As I’ve gotten older, I’ve noticed that certain things about me are changing. It’s not as easy to stay healthy as it once was. In my youth, I was able to eat entire sleeves of Oreos without the slightest repercussion. Now, if I even look at an Oreo I immediately gain five pounds. I also feel exponentially more tired than I did when I was younger. I suspect this is because I have children. Those parenting books that tell you what to “expect” when you have kids should list exhaustion first. Nobody told me about the blunt-force exhaustion of having three young children.
Perhaps most the most concerning change I see in myself is that I’m becoming increasingly cynical and jaded as I get older. I was pretty naive when I was younger. I didn’t realize just how full of suffering and sadness life can be. The older I get, the more I’m aware of how royally life can suck. I’ve seen brain cancer rob a family of a husband and dad. I’ve seen fellow Christians turn on each other and treat one another in the most horrific ways. I’ve seen my sister endure constant, chronic migraines. I’ve personally dealt with a massive amount of physical anxiety.
In the midst of life’s bitterness, it’s so easy to drift toward depression. Now, just to be clear, when I talk about depression here, I’m not talking about clinical depression that is physically based and should be treated in appropriate medical ways. No, I’m talking about depression of the soul. That sick, sour, cynical disposition that leads me to see all things through gray lenses. That constant discouragement that I try to numb with television and Facebook and anything else I can use to distract myself. That feeling that it will always be winter and never Christmas.
What is it that causes this depression of the soul in me? A large part of it is forgetfulness.
I recently read Psalm 42:6 –
My soul is cast down within me; therefore I remember you.
The Psalmist was cast down and discouraged. He was worn out with life. He didn’t have any gas left. So what his solution? To remember God.
If there is no God, then I have every reason to be depressed. If there is no God, I have every reason to think that things will continue in a downward spiral. Atheists have cornered the market on despondency.
But there is a God, and he is my God! There is a God, and he is not silent! There is a God, and he is living and active, at work in my life and in the lives of everyone around me. God is at work in me and for me, ordaining all circumstances for my good and his glory (Romans 8:28). He is at work in the world, moving all things toward his ultimate goal of filling the earth with his glory (Habakuk 2:14). He is at work in me, transforming me from one degree of glory to the next (2 Corinthians 3:18), and he is at work in the world, preparing to unite all things in Christ (Ephesians 1:10).

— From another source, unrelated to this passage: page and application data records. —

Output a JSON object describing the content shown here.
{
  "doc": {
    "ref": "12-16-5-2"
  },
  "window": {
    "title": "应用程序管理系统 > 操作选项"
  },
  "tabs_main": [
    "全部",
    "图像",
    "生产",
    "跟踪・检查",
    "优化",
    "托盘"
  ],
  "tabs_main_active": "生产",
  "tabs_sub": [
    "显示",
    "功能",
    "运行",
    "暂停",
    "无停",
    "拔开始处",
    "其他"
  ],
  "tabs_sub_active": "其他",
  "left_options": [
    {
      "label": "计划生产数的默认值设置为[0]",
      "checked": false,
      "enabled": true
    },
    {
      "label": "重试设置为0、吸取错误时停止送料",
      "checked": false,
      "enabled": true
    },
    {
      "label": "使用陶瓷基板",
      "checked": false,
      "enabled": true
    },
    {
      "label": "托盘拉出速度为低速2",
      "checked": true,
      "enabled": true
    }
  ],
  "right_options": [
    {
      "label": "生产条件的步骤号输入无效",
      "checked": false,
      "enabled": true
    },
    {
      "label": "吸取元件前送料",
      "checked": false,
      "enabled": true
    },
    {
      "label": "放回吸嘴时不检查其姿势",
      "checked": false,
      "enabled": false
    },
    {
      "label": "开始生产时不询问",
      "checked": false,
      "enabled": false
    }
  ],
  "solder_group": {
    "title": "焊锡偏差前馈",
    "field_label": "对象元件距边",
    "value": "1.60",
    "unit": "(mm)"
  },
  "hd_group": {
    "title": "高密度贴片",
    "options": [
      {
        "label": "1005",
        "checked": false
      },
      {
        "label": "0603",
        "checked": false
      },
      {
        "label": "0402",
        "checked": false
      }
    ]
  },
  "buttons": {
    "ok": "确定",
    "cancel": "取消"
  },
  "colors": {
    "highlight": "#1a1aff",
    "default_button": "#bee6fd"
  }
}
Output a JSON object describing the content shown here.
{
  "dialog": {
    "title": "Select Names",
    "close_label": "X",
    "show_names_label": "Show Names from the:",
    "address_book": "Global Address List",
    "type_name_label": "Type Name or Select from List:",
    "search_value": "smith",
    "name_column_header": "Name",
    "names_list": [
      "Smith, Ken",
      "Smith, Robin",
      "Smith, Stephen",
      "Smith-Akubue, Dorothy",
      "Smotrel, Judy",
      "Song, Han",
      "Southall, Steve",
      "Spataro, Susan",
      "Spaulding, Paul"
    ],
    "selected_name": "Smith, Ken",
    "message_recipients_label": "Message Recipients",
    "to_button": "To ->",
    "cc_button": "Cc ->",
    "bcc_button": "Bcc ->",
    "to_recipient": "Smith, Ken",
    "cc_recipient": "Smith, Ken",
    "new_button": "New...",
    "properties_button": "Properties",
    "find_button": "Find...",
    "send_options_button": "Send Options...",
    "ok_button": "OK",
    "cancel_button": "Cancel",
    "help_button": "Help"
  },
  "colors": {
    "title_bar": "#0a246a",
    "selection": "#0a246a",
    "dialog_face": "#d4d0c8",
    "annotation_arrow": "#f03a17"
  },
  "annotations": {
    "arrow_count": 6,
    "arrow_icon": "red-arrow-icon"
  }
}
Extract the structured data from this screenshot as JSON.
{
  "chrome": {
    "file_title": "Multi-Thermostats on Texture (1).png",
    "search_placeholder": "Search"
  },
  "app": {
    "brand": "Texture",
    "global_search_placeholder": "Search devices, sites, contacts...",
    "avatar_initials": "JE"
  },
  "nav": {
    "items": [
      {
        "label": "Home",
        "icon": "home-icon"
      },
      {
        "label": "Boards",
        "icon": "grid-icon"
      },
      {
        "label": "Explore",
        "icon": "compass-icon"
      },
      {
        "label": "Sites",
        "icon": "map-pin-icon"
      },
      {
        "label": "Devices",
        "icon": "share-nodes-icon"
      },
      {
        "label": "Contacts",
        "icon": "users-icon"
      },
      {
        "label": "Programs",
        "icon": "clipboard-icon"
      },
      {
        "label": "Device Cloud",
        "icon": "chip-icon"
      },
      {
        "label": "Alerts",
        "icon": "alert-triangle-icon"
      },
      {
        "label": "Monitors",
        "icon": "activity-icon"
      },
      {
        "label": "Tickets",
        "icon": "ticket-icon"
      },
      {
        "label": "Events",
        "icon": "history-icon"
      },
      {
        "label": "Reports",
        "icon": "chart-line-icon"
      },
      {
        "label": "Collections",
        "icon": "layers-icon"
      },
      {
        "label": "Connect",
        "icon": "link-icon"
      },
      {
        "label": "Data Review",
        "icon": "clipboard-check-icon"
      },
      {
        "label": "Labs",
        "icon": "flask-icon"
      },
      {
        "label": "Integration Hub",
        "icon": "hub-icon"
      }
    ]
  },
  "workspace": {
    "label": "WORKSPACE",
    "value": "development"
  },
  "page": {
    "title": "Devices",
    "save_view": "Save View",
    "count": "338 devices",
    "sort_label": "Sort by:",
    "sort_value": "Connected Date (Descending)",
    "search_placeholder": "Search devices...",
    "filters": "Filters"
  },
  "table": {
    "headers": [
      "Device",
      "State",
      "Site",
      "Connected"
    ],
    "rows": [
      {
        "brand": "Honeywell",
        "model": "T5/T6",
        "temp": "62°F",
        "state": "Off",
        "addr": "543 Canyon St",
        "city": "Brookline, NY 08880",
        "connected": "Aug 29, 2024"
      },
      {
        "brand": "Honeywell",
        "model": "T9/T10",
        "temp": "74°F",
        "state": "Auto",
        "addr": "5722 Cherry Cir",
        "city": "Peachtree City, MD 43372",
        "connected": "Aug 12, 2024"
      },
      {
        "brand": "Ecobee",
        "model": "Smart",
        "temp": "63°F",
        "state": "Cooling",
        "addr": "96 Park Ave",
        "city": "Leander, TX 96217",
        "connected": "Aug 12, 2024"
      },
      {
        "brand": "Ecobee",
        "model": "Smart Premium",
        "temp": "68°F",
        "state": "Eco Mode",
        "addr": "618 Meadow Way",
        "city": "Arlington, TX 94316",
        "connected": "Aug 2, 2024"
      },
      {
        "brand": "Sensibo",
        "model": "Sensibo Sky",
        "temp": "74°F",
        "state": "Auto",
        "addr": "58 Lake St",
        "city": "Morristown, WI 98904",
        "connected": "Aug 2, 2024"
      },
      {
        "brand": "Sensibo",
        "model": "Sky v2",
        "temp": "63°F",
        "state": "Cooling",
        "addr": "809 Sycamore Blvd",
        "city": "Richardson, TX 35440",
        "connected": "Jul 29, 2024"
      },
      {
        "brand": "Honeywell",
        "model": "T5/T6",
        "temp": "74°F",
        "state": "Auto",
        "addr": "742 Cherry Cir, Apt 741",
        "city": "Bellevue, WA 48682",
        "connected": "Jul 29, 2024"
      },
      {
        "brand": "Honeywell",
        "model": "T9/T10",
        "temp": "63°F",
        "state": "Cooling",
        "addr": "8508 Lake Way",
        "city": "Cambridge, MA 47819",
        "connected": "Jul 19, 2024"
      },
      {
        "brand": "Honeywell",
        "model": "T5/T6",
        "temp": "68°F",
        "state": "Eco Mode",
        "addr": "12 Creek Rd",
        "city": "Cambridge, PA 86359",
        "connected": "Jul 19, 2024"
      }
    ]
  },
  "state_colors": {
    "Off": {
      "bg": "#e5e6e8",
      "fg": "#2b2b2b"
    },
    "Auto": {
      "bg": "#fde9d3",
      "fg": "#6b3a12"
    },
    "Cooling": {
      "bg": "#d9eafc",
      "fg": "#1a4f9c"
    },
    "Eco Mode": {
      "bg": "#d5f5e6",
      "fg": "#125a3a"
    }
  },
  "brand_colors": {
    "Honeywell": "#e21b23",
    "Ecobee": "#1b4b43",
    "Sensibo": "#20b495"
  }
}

God is not distant. He is very, very busy.
Are you discouraged and depressed? Are you worn out, beaten down, out of gas, frustrated, cynical, or angry? Follow the example of the Psalmist: remember God. Remember who God is and what he has promised to do in your life. When the Psalmist was discouraged, he told his soul to get it together:
Why are you cast down, O my soul, and why are you in turmoil within me? Hope in God; for I shall again praise him, my salvation and my God.
It’s as if the Psalmist is saying to himself, “Why are you so discouraged? You know the living God who works incredible deeds on behalf of his people. You know the God who split the Red Sea and spoke the universe into existence. Put your hope in him and quit being such a panty waist!”
Are you discouraged because you’re still single after all these years? Hope in God! Are your kids sucking the life out of you to the point where you want to send them to boarding school? Hope in God! Are you pastoring a church full of critical people who are never satisfied with you? Hope in God! Is your budget stretched too thin, like bread scraped over too much butter? Hope in God.
This is not a simplistic, reductionist solution. This is not just Christian talk. This is our lifeline in a dark and depressing world.
If there is no God, we have every right to live a depressed and discouraged life. But there is a God, and he is our God.
As Charles Spurgeon said:
I am the subject of depression so fearful that I hope none of you ever get to such extremes of wretchedness as I go to. But I always get back again by this—I know that I trust Christ. I have no reliance but in him, and if he falls, I shall fall with him. But if he does not, I shall not. Because he lives, I shall live also, and I spring to my legs again and fight with my depressions of spirit and get the victory through it. And so may you do, and so you must, for there is no other way of escaping from it.